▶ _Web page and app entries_
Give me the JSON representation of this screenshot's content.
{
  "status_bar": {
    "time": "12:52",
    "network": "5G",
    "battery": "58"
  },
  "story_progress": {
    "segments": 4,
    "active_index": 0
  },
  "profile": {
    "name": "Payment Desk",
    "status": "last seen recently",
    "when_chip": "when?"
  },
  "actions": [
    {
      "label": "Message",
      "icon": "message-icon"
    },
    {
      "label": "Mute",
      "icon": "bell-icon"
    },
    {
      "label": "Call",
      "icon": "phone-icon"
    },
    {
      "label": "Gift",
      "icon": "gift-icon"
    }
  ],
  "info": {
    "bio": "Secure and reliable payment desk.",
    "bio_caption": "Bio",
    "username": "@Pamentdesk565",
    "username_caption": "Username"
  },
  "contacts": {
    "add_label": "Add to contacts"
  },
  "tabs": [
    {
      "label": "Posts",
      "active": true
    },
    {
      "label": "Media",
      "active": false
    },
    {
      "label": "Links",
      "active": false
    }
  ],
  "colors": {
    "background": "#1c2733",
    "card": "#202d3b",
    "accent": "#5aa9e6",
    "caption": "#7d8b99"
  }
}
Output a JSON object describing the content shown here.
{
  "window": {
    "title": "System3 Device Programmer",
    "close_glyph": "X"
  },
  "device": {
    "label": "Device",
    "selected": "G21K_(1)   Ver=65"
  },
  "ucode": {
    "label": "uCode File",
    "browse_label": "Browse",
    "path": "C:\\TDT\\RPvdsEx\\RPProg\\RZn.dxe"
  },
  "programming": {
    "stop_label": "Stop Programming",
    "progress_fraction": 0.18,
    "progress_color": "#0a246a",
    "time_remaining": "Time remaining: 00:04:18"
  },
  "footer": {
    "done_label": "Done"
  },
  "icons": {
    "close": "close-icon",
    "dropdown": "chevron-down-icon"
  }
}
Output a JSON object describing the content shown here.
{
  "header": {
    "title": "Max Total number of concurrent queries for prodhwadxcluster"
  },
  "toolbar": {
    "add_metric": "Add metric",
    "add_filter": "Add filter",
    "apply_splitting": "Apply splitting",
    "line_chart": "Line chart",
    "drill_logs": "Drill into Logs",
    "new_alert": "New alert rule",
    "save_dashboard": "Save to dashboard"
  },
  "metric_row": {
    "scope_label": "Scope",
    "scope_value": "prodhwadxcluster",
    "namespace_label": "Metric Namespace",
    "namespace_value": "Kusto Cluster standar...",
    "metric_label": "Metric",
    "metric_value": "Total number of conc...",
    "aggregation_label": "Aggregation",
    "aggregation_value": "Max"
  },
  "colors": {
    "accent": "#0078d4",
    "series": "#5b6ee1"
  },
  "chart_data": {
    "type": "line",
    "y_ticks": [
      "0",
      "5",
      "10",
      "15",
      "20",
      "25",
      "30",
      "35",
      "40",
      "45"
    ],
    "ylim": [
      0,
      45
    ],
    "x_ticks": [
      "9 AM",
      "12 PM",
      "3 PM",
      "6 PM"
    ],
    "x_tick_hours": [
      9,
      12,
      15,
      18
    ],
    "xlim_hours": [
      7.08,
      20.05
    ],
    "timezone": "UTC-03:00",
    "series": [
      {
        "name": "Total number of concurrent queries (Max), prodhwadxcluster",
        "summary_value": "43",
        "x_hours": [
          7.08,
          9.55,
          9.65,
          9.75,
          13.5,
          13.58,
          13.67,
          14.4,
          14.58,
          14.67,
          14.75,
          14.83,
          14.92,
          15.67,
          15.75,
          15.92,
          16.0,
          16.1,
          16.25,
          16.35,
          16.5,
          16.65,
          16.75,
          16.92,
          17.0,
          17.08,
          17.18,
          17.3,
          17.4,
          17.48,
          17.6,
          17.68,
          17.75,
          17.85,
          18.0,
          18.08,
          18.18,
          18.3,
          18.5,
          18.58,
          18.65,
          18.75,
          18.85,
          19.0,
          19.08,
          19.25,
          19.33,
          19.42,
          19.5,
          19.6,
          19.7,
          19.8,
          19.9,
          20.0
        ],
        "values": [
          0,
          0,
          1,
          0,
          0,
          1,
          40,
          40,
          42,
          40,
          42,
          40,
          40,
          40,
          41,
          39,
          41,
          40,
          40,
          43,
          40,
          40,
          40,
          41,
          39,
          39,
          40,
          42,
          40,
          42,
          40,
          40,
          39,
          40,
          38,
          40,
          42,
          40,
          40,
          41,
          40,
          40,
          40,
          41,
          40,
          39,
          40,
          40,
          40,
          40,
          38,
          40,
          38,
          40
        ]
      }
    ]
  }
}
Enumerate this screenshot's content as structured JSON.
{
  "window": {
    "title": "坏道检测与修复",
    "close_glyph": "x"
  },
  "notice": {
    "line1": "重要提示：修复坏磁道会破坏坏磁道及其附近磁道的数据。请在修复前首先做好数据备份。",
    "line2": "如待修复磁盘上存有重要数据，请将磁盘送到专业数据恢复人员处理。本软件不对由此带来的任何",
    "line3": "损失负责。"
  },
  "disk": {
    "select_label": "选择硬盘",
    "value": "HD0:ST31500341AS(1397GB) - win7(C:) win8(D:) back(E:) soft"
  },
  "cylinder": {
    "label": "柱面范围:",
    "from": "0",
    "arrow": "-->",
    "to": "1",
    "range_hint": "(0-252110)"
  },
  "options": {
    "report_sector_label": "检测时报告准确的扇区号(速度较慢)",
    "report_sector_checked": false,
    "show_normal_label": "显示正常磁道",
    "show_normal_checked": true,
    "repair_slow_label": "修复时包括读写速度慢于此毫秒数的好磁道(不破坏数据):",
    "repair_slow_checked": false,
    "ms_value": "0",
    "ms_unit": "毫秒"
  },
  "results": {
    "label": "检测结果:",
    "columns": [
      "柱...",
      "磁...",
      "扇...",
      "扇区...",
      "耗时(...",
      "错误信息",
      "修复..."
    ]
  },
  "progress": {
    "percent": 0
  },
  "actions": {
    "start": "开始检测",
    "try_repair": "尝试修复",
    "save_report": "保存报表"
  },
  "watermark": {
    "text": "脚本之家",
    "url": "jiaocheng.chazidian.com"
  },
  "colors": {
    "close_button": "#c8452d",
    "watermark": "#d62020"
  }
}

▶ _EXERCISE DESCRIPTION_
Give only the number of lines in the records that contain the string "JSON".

▶ _ANSWER TO THIS PROBLEM_
4